Shame on Me
An Anatomy of Race and BelongingBook - 2020
Tessa McWatt has been called Susie Wong, Pocahontas and "black bitch," and has been judged not black enough by people who assume she straightens her hair. Now, through a close examination of her own body--nose, lips, hair, skin, eyes, ass, bones and blood--which holds up a mirror to the way culture reads all bodies, she asks why we persist in thinking in terms of race today when racism is killing us.
Her grandmother's family fled southern China for British Guiana after her great uncle was shot in his own dentist's chair during the First Sino-Japanese War. McWatt is made of this woman and more: those who arrived in British Guiana from India as indentured labour and those who were brought from Africa as cargo to work on the sugar plantations; colonists and those whom colonialism displaced. How do you tick a box on a census form or job application when your ancestry is Scottish, English, French, Portuguese, Indian, Amerindian, African and Chinese?
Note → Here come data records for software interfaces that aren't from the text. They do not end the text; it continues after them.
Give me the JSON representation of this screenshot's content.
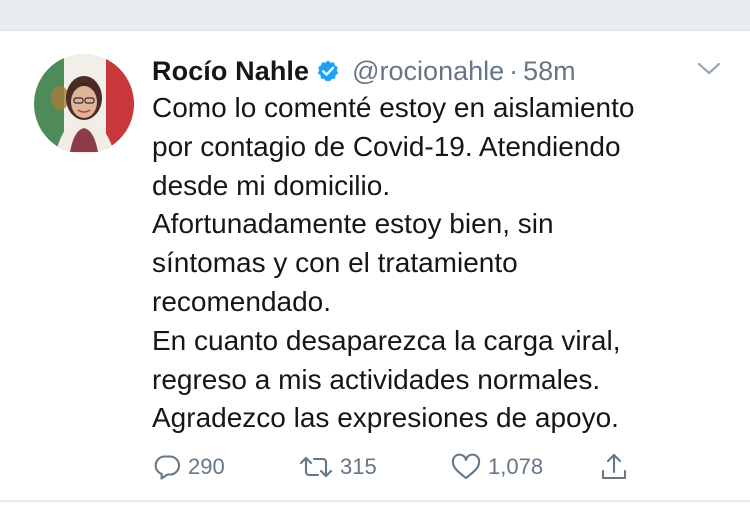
{
  "tweet": {
    "author_name": "Rocío Nahle",
    "handle": "@rocionahle",
    "separator": "·",
    "time": "58m",
    "lines": [
      "Como lo comenté estoy en aislamiento",
      "por contagio de Covid-19. Atendiendo",
      "desde mi domicilio.",
      "Afortunadamente estoy bien, sin",
      "síntomas y con el tratamiento",
      "recomendado.",
      "En cuanto desaparezca la carga viral,",
      "regreso a mis actividades normales.",
      "Agradezco las expresiones de apoyo."
    ]
  },
  "actions": {
    "reply_count": "290",
    "retweet_count": "315",
    "like_count": "1,078"
  },
  "icons": {
    "verified": "verified-badge-icon",
    "caret": "chevron-down-icon",
    "reply": "reply-icon",
    "retweet": "retweet-icon",
    "like": "heart-icon",
    "share": "share-icon"
  },
  "colors": {
    "text": "#14171a",
    "secondary": "#657786",
    "verified": "#1da1f2",
    "background_strip": "#e6ecf0"
  }
}
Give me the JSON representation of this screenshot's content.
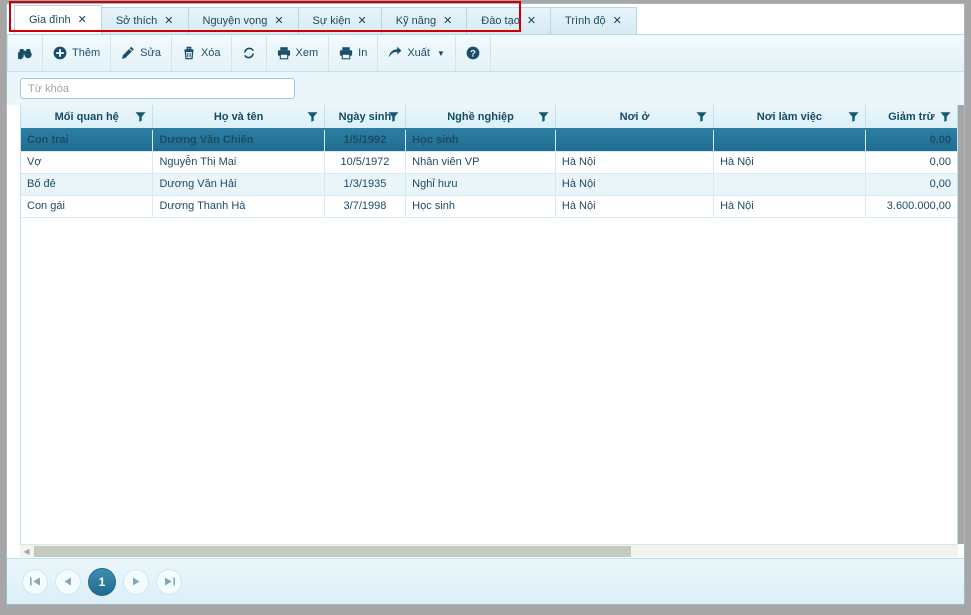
{
  "tabs": [
    {
      "label": "Gia đình",
      "close": "✕",
      "active": true
    },
    {
      "label": "Sở thích",
      "close": "✕",
      "active": false
    },
    {
      "label": "Nguyện vọng",
      "close": "✕",
      "active": false
    },
    {
      "label": "Sự kiện",
      "close": "✕",
      "active": false
    },
    {
      "label": "Kỹ năng",
      "close": "✕",
      "active": false
    },
    {
      "label": "Đào tạo",
      "close": "✕",
      "active": false
    },
    {
      "label": "Trình độ",
      "close": "✕",
      "active": false
    }
  ],
  "annotation": {
    "color": "#cc0000",
    "shape": "rectangle",
    "target": "tab-bar"
  },
  "toolbar": {
    "buttons": [
      {
        "name": "find",
        "icon": "binoculars-icon",
        "label": ""
      },
      {
        "name": "add",
        "icon": "plus-circle-icon",
        "label": "Thêm"
      },
      {
        "name": "edit",
        "icon": "pencil-icon",
        "label": "Sửa"
      },
      {
        "name": "delete",
        "icon": "trash-icon",
        "label": "Xóa"
      },
      {
        "name": "refresh",
        "icon": "refresh-icon",
        "label": ""
      },
      {
        "name": "preview",
        "icon": "printer-icon",
        "label": "Xem"
      },
      {
        "name": "print",
        "icon": "printer-icon",
        "label": "In"
      },
      {
        "name": "export",
        "icon": "arrow-export-icon",
        "label": "Xuất",
        "caret": "▼"
      },
      {
        "name": "help",
        "icon": "question-circle-icon",
        "label": ""
      }
    ]
  },
  "search": {
    "placeholder": "Từ khóa",
    "value": ""
  },
  "grid": {
    "columns": [
      {
        "key": "relation",
        "label": "Mối quan hệ",
        "align": "left",
        "width": "14.1%"
      },
      {
        "key": "fullname",
        "label": "Họ và tên",
        "align": "left",
        "width": "18.3%"
      },
      {
        "key": "dob",
        "label": "Ngày sinh",
        "align": "center",
        "width": "8.7%"
      },
      {
        "key": "job",
        "label": "Nghề nghiệp",
        "align": "left",
        "width": "16.0%"
      },
      {
        "key": "residence",
        "label": "Nơi ở",
        "align": "left",
        "width": "16.9%"
      },
      {
        "key": "workplace",
        "label": "Nơi làm việc",
        "align": "left",
        "width": "16.2%"
      },
      {
        "key": "deduction",
        "label": "Giảm trừ",
        "align": "right",
        "width": "9.8%"
      }
    ],
    "rows": [
      {
        "relation": "Con trai",
        "fullname": "Dương Văn Chiến",
        "dob": "1/5/1992",
        "job": "Học sinh",
        "residence": "",
        "workplace": "",
        "deduction": "0,00",
        "selected": true
      },
      {
        "relation": "Vợ",
        "fullname": "Nguyễn Thị Mai",
        "dob": "10/5/1972",
        "job": "Nhân viên VP",
        "residence": "Hà Nội",
        "workplace": "Hà Nội",
        "deduction": "0,00",
        "selected": false
      },
      {
        "relation": "Bố đẻ",
        "fullname": "Dương Văn Hải",
        "dob": "1/3/1935",
        "job": "Nghỉ hưu",
        "residence": "Hà Nội",
        "workplace": "",
        "deduction": "0,00",
        "selected": false
      },
      {
        "relation": "Con gái",
        "fullname": "Dương Thanh Hà",
        "dob": "3/7/1998",
        "job": "Học sinh",
        "residence": "Hà Nội",
        "workplace": "Hà Nội",
        "deduction": "3.600.000,00",
        "selected": false
      }
    ]
  },
  "pager": {
    "first": "⏮",
    "prev": "◀",
    "current": "1",
    "next": "▶",
    "last": "⏭"
  },
  "colors": {
    "accent": "#2d7ea3",
    "selected_row": "#2d7da2",
    "header_bg": "#e4f3fa",
    "alt_row": "#eaf5fa",
    "annotation": "#cc0000",
    "frame": "#a6a6a6"
  }
}
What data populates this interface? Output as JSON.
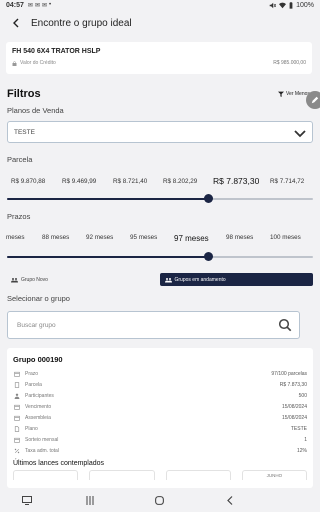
{
  "status_bar": {
    "time": "04:57",
    "notifications": [
      "✉",
      "✉",
      "✉",
      "•"
    ],
    "battery": "100%"
  },
  "app_bar": {
    "title": "Encontre o grupo ideal"
  },
  "vehicle": {
    "name": "FH 540 6X4 TRATOR HSLP",
    "credit_label": "Valor do Crédito",
    "credit_value": "R$ 985.000,00"
  },
  "filters": {
    "title": "Filtros",
    "toggle_label": "Ver Menos",
    "plano_label": "Planos de Venda",
    "plano_value": "TESTE",
    "parcela_label": "Parcela",
    "parcela_options": [
      "R$ 9.870,88",
      "R$ 9.469,99",
      "R$ 8.721,40",
      "R$ 8.202,29",
      "R$ 7.873,30",
      "R$ 7.714,72"
    ],
    "parcela_selected_index": 4,
    "parcela_slider_fraction": 0.66,
    "prazos_label": "Prazos",
    "prazo_options": [
      "meses",
      "88 meses",
      "92 meses",
      "95 meses",
      "97 meses",
      "98 meses",
      "100 meses"
    ],
    "prazo_selected_index": 4,
    "prazo_slider_fraction": 0.66,
    "group_toggle": {
      "new": "Grupo Novo",
      "ongoing": "Grupos em andamento",
      "selected": "ongoing"
    },
    "grupo_label": "Selecionar o grupo",
    "search_placeholder": "Buscar grupo"
  },
  "group": {
    "title": "Grupo 000190",
    "rows": [
      {
        "icon": "calendar-icon",
        "label": "Prazo",
        "value": "97/100 parcelas"
      },
      {
        "icon": "receipt-icon",
        "label": "Parcela",
        "value": "R$ 7.873,30"
      },
      {
        "icon": "person-icon",
        "label": "Participantes",
        "value": "500"
      },
      {
        "icon": "calendar-icon",
        "label": "Vencimento",
        "value": "15/08/2024"
      },
      {
        "icon": "calendar-icon",
        "label": "Assembleia",
        "value": "15/08/2024"
      },
      {
        "icon": "document-icon",
        "label": "Plano",
        "value": "TESTE"
      },
      {
        "icon": "calendar-icon",
        "label": "Sorteio mensal",
        "value": "1"
      },
      {
        "icon": "percent-icon",
        "label": "Taxa adm. total",
        "value": "12%"
      }
    ],
    "lances_title": "Últimos lances contemplados",
    "lance_boxes": [
      "",
      "",
      "",
      "JUNHO"
    ]
  },
  "colors": {
    "accent": "#1b2544",
    "background": "#f2f2f4"
  }
}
How do you finally answer a question first posed to you in grade school: "What are you?" And where do you find a sense of belonging in a supposedly "post-racial" world where shadism, fear of blackness, identity politics and call-out culture vie with each other noisily, relentlessly and still lethally?
Shame on Me is a personal and powerful exploration of history and identity, colour and desire from a writer who, having been plagued with confusion about her race all her life, has at last found kinship and solidarity in story.
From Library Staff
Heather's Pick: "I picked the memoir “Shame on Me” because the writer Tessa McWatt grew up in the same Toronto suburb as me. She explores her mixed race, identity, and roots. Though my ancestry is Chinese, I related to McWatt’s sense of both belonging everywhere and nowhere. My family immigr... Read More »